Information given:

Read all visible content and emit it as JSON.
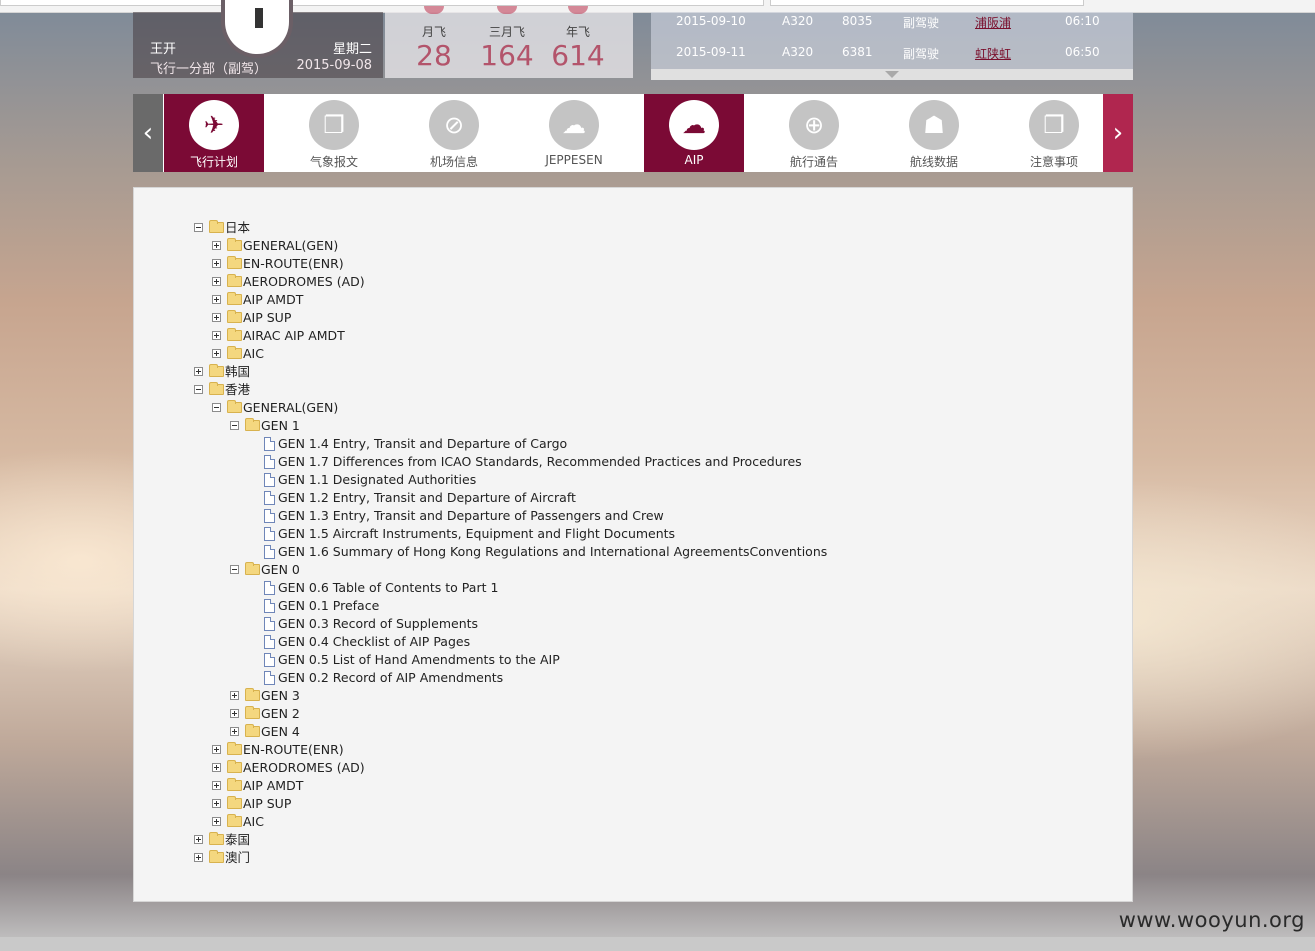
{
  "profile": {
    "name": "王开",
    "weekday": "星期二",
    "department": "飞行一分部（副驾）",
    "date": "2015-09-08"
  },
  "stats": [
    {
      "label": "月飞",
      "value": "28"
    },
    {
      "label": "三月飞",
      "value": "164"
    },
    {
      "label": "年飞",
      "value": "614"
    }
  ],
  "schedule": [
    {
      "date": "2015-09-10",
      "aircraft": "A320",
      "flight": "8035",
      "role": "副驾驶",
      "route": "浦阪浦",
      "time": "06:10"
    },
    {
      "date": "2015-09-11",
      "aircraft": "A320",
      "flight": "6381",
      "role": "副驾驶",
      "route": "虹陕虹",
      "time": "06:50"
    }
  ],
  "nav": {
    "items": [
      {
        "label": "飞行计划",
        "icon": "airplane-icon",
        "active": true
      },
      {
        "label": "气象报文",
        "icon": "chat-bubbles-icon",
        "active": false
      },
      {
        "label": "机场信息",
        "icon": "airport-icon",
        "active": false
      },
      {
        "label": "JEPPESEN",
        "icon": "cloud-lock-icon",
        "active": false
      },
      {
        "label": "AIP",
        "icon": "cloud-lock-icon",
        "active": true
      },
      {
        "label": "航行通告",
        "icon": "globe-icon",
        "active": false
      },
      {
        "label": "航线数据",
        "icon": "group-icon",
        "active": false
      },
      {
        "label": "注意事项",
        "icon": "chat-bubbles-icon",
        "active": false
      }
    ]
  },
  "tree": [
    {
      "level": 0,
      "type": "folder",
      "state": "open",
      "label": "日本"
    },
    {
      "level": 1,
      "type": "folder",
      "state": "closed",
      "label": "GENERAL(GEN)"
    },
    {
      "level": 1,
      "type": "folder",
      "state": "closed",
      "label": "EN-ROUTE(ENR)"
    },
    {
      "level": 1,
      "type": "folder",
      "state": "closed",
      "label": "AERODROMES (AD)"
    },
    {
      "level": 1,
      "type": "folder",
      "state": "closed",
      "label": "AIP AMDT"
    },
    {
      "level": 1,
      "type": "folder",
      "state": "closed",
      "label": "AIP SUP"
    },
    {
      "level": 1,
      "type": "folder",
      "state": "closed",
      "label": "AIRAC AIP AMDT"
    },
    {
      "level": 1,
      "type": "folder",
      "state": "closed",
      "label": "AIC"
    },
    {
      "level": 0,
      "type": "folder",
      "state": "closed",
      "label": "韩国"
    },
    {
      "level": 0,
      "type": "folder",
      "state": "open",
      "label": "香港"
    },
    {
      "level": 1,
      "type": "folder",
      "state": "open",
      "label": "GENERAL(GEN)"
    },
    {
      "level": 2,
      "type": "folder",
      "state": "open",
      "label": "GEN 1"
    },
    {
      "level": 3,
      "type": "doc",
      "label": "GEN 1.4 Entry, Transit and Departure of Cargo"
    },
    {
      "level": 3,
      "type": "doc",
      "label": "GEN 1.7 Differences from ICAO Standards, Recommended Practices and Procedures"
    },
    {
      "level": 3,
      "type": "doc",
      "label": "GEN 1.1 Designated Authorities"
    },
    {
      "level": 3,
      "type": "doc",
      "label": "GEN 1.2 Entry, Transit and Departure of Aircraft"
    },
    {
      "level": 3,
      "type": "doc",
      "label": "GEN 1.3 Entry, Transit and Departure of Passengers and Crew"
    },
    {
      "level": 3,
      "type": "doc",
      "label": "GEN 1.5 Aircraft Instruments, Equipment and Flight Documents"
    },
    {
      "level": 3,
      "type": "doc",
      "label": "GEN 1.6 Summary of Hong Kong Regulations and International AgreementsConventions"
    },
    {
      "level": 2,
      "type": "folder",
      "state": "open",
      "label": "GEN 0"
    },
    {
      "level": 3,
      "type": "doc",
      "label": "GEN 0.6 Table of Contents to Part 1"
    },
    {
      "level": 3,
      "type": "doc",
      "label": "GEN 0.1 Preface"
    },
    {
      "level": 3,
      "type": "doc",
      "label": "GEN 0.3 Record of Supplements"
    },
    {
      "level": 3,
      "type": "doc",
      "label": "GEN 0.4 Checklist of AIP Pages"
    },
    {
      "level": 3,
      "type": "doc",
      "label": "GEN 0.5 List of Hand Amendments to the AIP"
    },
    {
      "level": 3,
      "type": "doc",
      "label": "GEN 0.2 Record of AIP Amendments"
    },
    {
      "level": 2,
      "type": "folder",
      "state": "closed",
      "label": "GEN 3"
    },
    {
      "level": 2,
      "type": "folder",
      "state": "closed",
      "label": "GEN 2"
    },
    {
      "level": 2,
      "type": "folder",
      "state": "closed",
      "label": "GEN 4"
    },
    {
      "level": 1,
      "type": "folder",
      "state": "closed",
      "label": "EN-ROUTE(ENR)"
    },
    {
      "level": 1,
      "type": "folder",
      "state": "closed",
      "label": "AERODROMES (AD)"
    },
    {
      "level": 1,
      "type": "folder",
      "state": "closed",
      "label": "AIP AMDT"
    },
    {
      "level": 1,
      "type": "folder",
      "state": "closed",
      "label": "AIP SUP"
    },
    {
      "level": 1,
      "type": "folder",
      "state": "closed",
      "label": "AIC"
    },
    {
      "level": 0,
      "type": "folder",
      "state": "closed",
      "label": "泰国"
    },
    {
      "level": 0,
      "type": "folder",
      "state": "closed",
      "label": "澳门"
    }
  ],
  "watermark": "www.wooyun.org",
  "colors": {
    "accent": "#7b0a35",
    "nav_arrow_right": "#b0264f",
    "stat_number": "#b3546b"
  }
}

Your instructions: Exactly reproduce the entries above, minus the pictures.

Answer for the task:
Read all visible content and emit it as JSON.
{
  "profile": {
    "name": "王开",
    "weekday": "星期二",
    "department": "飞行一分部（副驾）",
    "date": "2015-09-08"
  },
  "stats": [
    {
      "label": "月飞",
      "value": "28"
    },
    {
      "label": "三月飞",
      "value": "164"
    },
    {
      "label": "年飞",
      "value": "614"
    }
  ],
  "schedule": [
    {
      "date": "2015-09-10",
      "aircraft": "A320",
      "flight": "8035",
      "role": "副驾驶",
      "route": "浦阪浦",
      "time": "06:10"
    },
    {
      "date": "2015-09-11",
      "aircraft": "A320",
      "flight": "6381",
      "role": "副驾驶",
      "route": "虹陕虹",
      "time": "06:50"
    }
  ],
  "nav": {
    "items": [
      {
        "label": "飞行计划",
        "icon": "airplane-icon",
        "active": true
      },
      {
        "label": "气象报文",
        "icon": "chat-bubbles-icon",
        "active": false
      },
      {
        "label": "机场信息",
        "icon": "airport-icon",
        "active": false
      },
      {
        "label": "JEPPESEN",
        "icon": "cloud-lock-icon",
        "active": false
      },
      {
        "label": "AIP",
        "icon": "cloud-lock-icon",
        "active": true
      },
      {
        "label": "航行通告",
        "icon": "globe-icon",
        "active": false
      },
      {
        "label": "航线数据",
        "icon": "group-icon",
        "active": false
      },
      {
        "label": "注意事项",
        "icon": "chat-bubbles-icon",
        "active": false
      }
    ]
  },
  "tree": [
    {
      "level": 0,
      "type": "folder",
      "state": "open",
      "label": "日本"
    },
    {
      "level": 1,
      "type": "folder",
      "state": "closed",
      "label": "GENERAL(GEN)"
    },
    {
      "level": 1,
      "type": "folder",
      "state": "closed",
      "label": "EN-ROUTE(ENR)"
    },
    {
      "level": 1,
      "type": "folder",
      "state": "closed",
      "label": "AERODROMES (AD)"
    },
    {
      "level": 1,
      "type": "folder",
      "state": "closed",
      "label": "AIP AMDT"
    },
    {
      "level": 1,
      "type": "folder",
      "state": "closed",
      "label": "AIP SUP"
    },
    {
      "level": 1,
      "type": "folder",
      "state": "closed",
      "label": "AIRAC AIP AMDT"
    },
    {
      "level": 1,
      "type": "folder",
      "state": "closed",
      "label": "AIC"
    },
    {
      "level": 0,
      "type": "folder",
      "state": "closed",
      "label": "韩国"
    },
    {
      "level": 0,
      "type": "folder",
      "state": "open",
      "label": "香港"
    },
    {
      "level": 1,
      "type": "folder",
      "state": "open",
      "label": "GENERAL(GEN)"
    },
    {
      "level": 2,
      "type": "folder",
      "state": "open",
      "label": "GEN 1"
    },
    {
      "level": 3,
      "type": "doc",
      "label": "GEN 1.4 Entry, Transit and Departure of Cargo"
    },
    {
      "level": 3,
      "type": "doc",
      "label": "GEN 1.7 Differences from ICAO Standards, Recommended Practices and Procedures"
    },
    {
      "level": 3,
      "type": "doc",
      "label": "GEN 1.1 Designated Authorities"
    },
    {
      "level": 3,
      "type": "doc",
      "label": "GEN 1.2 Entry, Transit and Departure of Aircraft"
    },
    {
      "level": 3,
      "type": "doc",
      "label": "GEN 1.3 Entry, Transit and Departure of Passengers and Crew"
    },
    {
      "level": 3,
      "type": "doc",
      "label": "GEN 1.5 Aircraft Instruments, Equipment and Flight Documents"
    },
    {
      "level": 3,
      "type": "doc",
      "label": "GEN 1.6 Summary of Hong Kong Regulations and International AgreementsConventions"
    },
    {
      "level": 2,
      "type": "folder",
      "state": "open",
      "label": "GEN 0"
    },
    {
      "level": 3,
      "type": "doc",
      "label": "GEN 0.6 Table of Contents to Part 1"
    },
    {
      "level": 3,
      "type": "doc",
      "label": "GEN 0.1 Preface"
    },
    {
      "level": 3,
      "type": "doc",
      "label": "GEN 0.3 Record of Supplements"
    },
    {
      "level": 3,
      "type": "doc",
      "label": "GEN 0.4 Checklist of AIP Pages"
    },
    {
      "level": 3,
      "type": "doc",
      "label": "GEN 0.5 List of Hand Amendments to the AIP"
    },
    {
      "level": 3,
      "type": "doc",
      "label": "GEN 0.2 Record of AIP Amendments"
    },
    {
      "level": 2,
      "type": "folder",
      "state": "closed",
      "label": "GEN 3"
    },
    {
      "level": 2,
      "type": "folder",
      "state": "closed",
      "label": "GEN 2"
    },
    {
      "level": 2,
      "type": "folder",
      "state": "closed",
      "label": "GEN 4"
    },
    {
      "level": 1,
      "type": "folder",
      "state": "closed",
      "label": "EN-ROUTE(ENR)"
    },
    {
      "level": 1,
      "type": "folder",
      "state": "closed",
      "label": "AERODROMES (AD)"
    },
    {
      "level": 1,
      "type": "folder",
      "state": "closed",
      "label": "AIP AMDT"
    },
    {
      "level": 1,
      "type": "folder",
      "state": "closed",
      "label": "AIP SUP"
    },
    {
      "level": 1,
      "type": "folder",
      "state": "closed",
      "label": "AIC"
    },
    {
      "level": 0,
      "type": "folder",
      "state": "closed",
      "label": "泰国"
    },
    {
      "level": 0,
      "type": "folder",
      "state": "closed",
      "label": "澳门"
    }
  ],
  "watermark": "www.wooyun.org",
  "colors": {
    "accent": "#7b0a35",
    "nav_arrow_right": "#b0264f",
    "stat_number": "#b3546b"
  }
}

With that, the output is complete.